SMS via Alcohol Puts New Spin on 'Message in a Bottle'
A team of Canadian and UK researchers successfully transferred the test phrase "O CANADA" from a transmitter to a receiver using chemical signals in alcohol. Though it's been widely reported their substance of choice was vodka, it was actually the ignominious isopropyl alcohol -- or rubbing alcohol, as it's more commonly known. Which is not to say vodka couldn't send a message.
Isopropyl alcohol is widely used as a solvent and a cleaning fluid, as well as in rubbing alcohol products, but researchers at two universities in Canada and the UK recently managed to use it to transmit a text message.
Nariman Farsad, a doctoral candidate at York University, led the experiment, working with Andrew Eckford, a professor at York, and Weisi Guo, the University of Warwick engineering professor who initiated the research.
The experiment used Arduino computers, an electronic spray to release the alcohol, fans to blow the alcohol along, and sensors for detecting the chemical signals and demodulating them back into text.
The device is the first implementation of a microscopic data communication system using chemical signals, and it is one of very few implementations of molecular communication at any dimension, according to the researchers.
Their findings may require rethinking of the mathematical tools used to calculate microscale communications.
"The system will most likely not be suitable for outdoor applications, or where there are strong interfering [air] currents," Farsad told TechNewsWorld. However, there are "niche applications where radio does not perform well and there are no interfering currents."
Examples are underground communications in mines and sewer systems, and closed environments such as pipes and ducts.
What the Experiment Entailed
The researchers used the Arduino Uno microcontroller board for their transmitter.
For text entry, they used an Adafruit 16x2-character LCD Shield Kit that has six push buttons. The researchers wrote a program that let users enter text through the LCD's buttons.
They used the ITA2 code, which uses five bits to represent each letter in the alphabet.
The researchers designed an electrical switch board to hook up the transmitter with a DuroBlast electronic spray, which has a battery-operated electrical pump. Programming the microcontroller board let them control the duration of the sprays.
Another Arduino board was used for the receiver. It was linked to a custom-made PCB board on which three alcohol sensors with different sensitivities, power and operation circuit diagrams were mounted. The sensors all use a metal oxide semiconductor detection layer to detect the alcohol.
Blowing in the Wind
Tabletop fans were used to blow the alcohol mist from the transmitter to the receiver, which was placed some distance away.
Spray duration was set at 100 ms. The apparatus sprayed alcohol every three seconds when the bit at the beginning of the spray duration was a 1; when it was zero, the apparatus would not emit a spray.
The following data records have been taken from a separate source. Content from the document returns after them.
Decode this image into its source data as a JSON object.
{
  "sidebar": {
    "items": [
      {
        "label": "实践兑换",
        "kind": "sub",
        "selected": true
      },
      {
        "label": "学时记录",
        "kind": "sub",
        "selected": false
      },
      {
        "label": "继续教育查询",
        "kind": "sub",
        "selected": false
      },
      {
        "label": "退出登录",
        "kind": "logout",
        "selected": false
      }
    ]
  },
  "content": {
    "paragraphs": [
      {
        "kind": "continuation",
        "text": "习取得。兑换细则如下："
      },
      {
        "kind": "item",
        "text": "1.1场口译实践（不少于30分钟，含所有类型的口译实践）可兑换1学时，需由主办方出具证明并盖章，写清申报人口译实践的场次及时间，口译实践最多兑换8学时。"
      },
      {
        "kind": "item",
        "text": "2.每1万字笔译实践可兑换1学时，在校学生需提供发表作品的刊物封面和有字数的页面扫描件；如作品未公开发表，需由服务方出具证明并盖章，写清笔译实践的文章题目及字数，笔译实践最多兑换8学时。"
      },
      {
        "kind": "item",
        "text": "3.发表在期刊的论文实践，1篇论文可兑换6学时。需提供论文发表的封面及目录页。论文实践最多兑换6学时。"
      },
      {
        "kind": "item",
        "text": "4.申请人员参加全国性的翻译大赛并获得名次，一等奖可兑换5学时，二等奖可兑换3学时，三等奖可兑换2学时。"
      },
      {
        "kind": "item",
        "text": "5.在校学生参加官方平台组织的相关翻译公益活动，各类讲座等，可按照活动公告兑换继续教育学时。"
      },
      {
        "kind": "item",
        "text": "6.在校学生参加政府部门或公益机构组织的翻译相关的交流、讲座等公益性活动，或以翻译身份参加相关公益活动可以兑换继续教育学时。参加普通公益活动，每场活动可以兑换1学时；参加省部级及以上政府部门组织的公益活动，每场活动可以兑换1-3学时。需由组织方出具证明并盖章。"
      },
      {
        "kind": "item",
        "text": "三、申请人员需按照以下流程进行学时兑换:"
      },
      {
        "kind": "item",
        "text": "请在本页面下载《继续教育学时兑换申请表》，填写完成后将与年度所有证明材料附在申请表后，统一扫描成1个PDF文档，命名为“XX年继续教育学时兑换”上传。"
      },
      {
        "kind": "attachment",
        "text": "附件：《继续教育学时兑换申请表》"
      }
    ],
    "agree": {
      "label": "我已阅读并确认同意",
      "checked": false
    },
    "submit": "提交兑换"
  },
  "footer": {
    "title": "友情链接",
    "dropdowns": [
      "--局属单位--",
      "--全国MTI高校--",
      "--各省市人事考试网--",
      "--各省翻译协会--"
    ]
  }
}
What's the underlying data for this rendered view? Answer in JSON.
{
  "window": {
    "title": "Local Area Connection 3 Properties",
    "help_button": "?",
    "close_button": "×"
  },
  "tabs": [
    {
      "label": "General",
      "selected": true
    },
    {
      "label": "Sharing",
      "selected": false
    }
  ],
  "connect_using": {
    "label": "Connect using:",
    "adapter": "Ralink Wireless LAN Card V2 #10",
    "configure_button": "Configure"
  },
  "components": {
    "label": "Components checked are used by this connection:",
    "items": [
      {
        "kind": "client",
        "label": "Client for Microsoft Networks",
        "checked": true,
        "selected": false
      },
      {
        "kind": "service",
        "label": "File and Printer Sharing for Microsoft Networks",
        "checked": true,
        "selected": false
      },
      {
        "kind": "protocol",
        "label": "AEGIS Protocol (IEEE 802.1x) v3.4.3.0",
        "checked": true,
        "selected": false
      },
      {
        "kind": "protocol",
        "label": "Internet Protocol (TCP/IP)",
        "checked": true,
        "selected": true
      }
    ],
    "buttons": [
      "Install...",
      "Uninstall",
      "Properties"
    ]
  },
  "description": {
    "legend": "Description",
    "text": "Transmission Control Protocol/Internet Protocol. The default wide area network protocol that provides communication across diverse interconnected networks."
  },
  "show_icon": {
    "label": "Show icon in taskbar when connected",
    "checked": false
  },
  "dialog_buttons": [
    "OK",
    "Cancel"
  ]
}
The researchers found that the sensors' responses were nonlinear -- for example, between the 13th and 15th second, when the seventh periodic spray was discharged, the sensors showed a drop in voltage instead of an increase, as they should do when there is more alcohol in the air.
However, they do not know why.
Most molecular communication systems and many of the mathematical tools used in the literature on this subject are assumed to be linear, so this might require some rethinking of the assumptions about these systems.
Gotta Be Useful
Molecular communication systems might be useful in targeted drug delivery and medical diagnostics, the researchers suggested, or in sewer systems, pipelines, smart cities, and disaster search and rescue operations.
"I'm struggling to understand the use cases," Jagdish Rebello, director of communications and electronics research at IHS, told TechNewsWorld. "They're talking about nonlinear effects -- and when you don't have a linear response, you have a lot of problems."
The concept "is interesting from a scientific point of view, and could be used in sewage systems or where cellphones don't work, or data transmission at the microscopic level for targeted drug delivery," allowed Ronald Gruia, director, emerging telecoms, at Frost & Sullivan. "But the technology's going to have a very narrow spectrum of use."
The researchers plan to shrink the size of their platform by an order of magnitude for each new generation of devices until they reach the microscale level, Farsad said. They are already working on the second generation and "hope to reach microscale in a couple of years."